thanks for the straddie 4wd info
Found the 4wdriving disappointing. Every track closed except tripod track. Could not get access to the keyholes which I did not know until we got here. Beaches were not a challenge and saw many all wheel drives do it easy. Quite honestly I could have got a HQ Holden on and off the beach. Camping was a good experience but won’t be back in a hurry. Public holiday Monday few shops shut. Guys you can do it better.
Here at the moment and yes it’s disappointing that all the fun stuff is blocked off. Only good thing I found was the huge hill climb off the main road between The Brown and Blue lakes. It looked very challenging but as I was alone I didn’t really give it a go. Next time with another vehicle as backup.
Hey Justin, appreciate the info, we’re heading over this weekend & can’t track any info on closures. Do you know if the blue & brown lakes are open/able to be accessed? Any other info on what’s accessible?
Thanks in advance
Brisbane council needs to update and educate about 4×4 tracks on Straddie.
He keyholes closed 2 years ago because someone is suing council for neck injury so the rest of us have to suffer….mining company owns the other access and like all mining companies they don’t support the local community whatsoever.

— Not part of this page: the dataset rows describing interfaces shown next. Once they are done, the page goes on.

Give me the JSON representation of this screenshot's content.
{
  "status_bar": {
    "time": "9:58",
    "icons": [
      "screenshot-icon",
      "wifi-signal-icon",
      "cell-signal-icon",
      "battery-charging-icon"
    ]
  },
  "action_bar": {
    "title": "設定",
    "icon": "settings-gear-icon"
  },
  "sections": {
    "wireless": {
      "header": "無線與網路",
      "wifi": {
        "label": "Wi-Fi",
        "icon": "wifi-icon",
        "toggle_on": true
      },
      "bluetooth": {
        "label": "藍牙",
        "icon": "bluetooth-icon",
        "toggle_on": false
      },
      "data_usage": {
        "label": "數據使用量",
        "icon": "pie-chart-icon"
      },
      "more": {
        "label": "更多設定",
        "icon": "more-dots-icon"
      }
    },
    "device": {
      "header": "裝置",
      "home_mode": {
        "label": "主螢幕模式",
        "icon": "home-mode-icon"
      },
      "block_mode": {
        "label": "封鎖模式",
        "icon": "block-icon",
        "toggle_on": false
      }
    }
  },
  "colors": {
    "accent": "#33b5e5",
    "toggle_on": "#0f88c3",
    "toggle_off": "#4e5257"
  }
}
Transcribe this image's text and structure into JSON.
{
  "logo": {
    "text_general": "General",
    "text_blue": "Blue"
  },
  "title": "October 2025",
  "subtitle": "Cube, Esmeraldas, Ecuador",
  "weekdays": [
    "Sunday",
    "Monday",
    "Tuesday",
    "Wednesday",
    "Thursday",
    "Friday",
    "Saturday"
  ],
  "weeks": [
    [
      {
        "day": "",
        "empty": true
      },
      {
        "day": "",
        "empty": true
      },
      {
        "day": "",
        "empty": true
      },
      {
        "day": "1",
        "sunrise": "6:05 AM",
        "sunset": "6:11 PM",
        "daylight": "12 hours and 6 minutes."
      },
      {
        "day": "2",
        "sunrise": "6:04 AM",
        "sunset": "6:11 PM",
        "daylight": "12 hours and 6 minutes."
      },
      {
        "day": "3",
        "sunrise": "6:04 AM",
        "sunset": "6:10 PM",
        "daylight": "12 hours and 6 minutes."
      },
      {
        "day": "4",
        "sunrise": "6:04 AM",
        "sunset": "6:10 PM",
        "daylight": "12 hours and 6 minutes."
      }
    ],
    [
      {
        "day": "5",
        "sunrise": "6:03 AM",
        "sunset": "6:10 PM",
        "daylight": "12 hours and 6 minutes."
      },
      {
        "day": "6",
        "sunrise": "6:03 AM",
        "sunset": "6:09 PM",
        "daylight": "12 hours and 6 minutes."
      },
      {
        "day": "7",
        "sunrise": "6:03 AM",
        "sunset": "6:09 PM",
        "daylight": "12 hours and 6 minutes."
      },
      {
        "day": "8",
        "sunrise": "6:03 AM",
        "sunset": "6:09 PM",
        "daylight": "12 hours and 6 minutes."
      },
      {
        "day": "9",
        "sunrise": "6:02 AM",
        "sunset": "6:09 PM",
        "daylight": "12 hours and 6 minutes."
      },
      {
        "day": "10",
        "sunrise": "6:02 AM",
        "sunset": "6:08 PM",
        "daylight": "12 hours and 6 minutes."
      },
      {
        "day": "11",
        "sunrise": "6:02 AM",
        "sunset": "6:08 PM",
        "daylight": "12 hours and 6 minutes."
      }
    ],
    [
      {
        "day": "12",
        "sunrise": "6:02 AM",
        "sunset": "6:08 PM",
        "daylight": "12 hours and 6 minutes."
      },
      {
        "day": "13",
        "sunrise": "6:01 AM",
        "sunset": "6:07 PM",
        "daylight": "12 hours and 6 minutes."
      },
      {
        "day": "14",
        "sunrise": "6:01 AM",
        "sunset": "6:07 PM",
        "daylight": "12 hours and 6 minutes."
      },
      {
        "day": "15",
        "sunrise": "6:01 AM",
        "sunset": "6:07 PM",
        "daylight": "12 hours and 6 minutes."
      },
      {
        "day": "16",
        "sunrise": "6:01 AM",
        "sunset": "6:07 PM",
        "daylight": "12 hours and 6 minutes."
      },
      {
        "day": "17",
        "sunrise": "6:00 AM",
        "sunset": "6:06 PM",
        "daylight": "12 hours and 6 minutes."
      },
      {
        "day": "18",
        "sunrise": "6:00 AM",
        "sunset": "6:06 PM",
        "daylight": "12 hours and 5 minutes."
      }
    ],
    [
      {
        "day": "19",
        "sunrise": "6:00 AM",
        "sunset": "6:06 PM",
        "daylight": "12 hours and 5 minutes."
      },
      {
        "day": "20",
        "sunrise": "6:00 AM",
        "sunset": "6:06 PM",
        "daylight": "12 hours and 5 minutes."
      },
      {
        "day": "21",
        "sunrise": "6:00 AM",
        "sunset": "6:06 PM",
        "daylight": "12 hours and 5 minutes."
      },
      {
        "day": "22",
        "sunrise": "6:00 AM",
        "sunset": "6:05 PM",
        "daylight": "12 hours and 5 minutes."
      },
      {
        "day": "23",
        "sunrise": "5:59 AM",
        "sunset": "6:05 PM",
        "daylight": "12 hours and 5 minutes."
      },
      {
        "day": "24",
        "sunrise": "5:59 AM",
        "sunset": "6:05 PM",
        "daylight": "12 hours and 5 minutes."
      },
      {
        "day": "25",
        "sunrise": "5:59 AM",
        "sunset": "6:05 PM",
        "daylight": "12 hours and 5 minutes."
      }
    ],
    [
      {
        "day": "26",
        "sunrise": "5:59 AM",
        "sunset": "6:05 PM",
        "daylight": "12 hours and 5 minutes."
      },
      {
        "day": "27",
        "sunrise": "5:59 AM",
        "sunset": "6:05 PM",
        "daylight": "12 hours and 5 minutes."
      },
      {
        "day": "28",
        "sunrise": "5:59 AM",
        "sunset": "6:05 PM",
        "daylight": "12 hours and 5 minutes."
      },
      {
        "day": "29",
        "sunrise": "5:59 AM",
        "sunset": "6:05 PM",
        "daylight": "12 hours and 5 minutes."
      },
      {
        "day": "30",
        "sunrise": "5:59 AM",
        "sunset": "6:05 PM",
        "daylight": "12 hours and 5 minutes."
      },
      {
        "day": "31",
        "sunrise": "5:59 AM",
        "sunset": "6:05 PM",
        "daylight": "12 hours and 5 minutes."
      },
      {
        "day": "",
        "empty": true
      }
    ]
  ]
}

There is NO real 4×4 driving on Stradbroke island and nowhere to get up to date info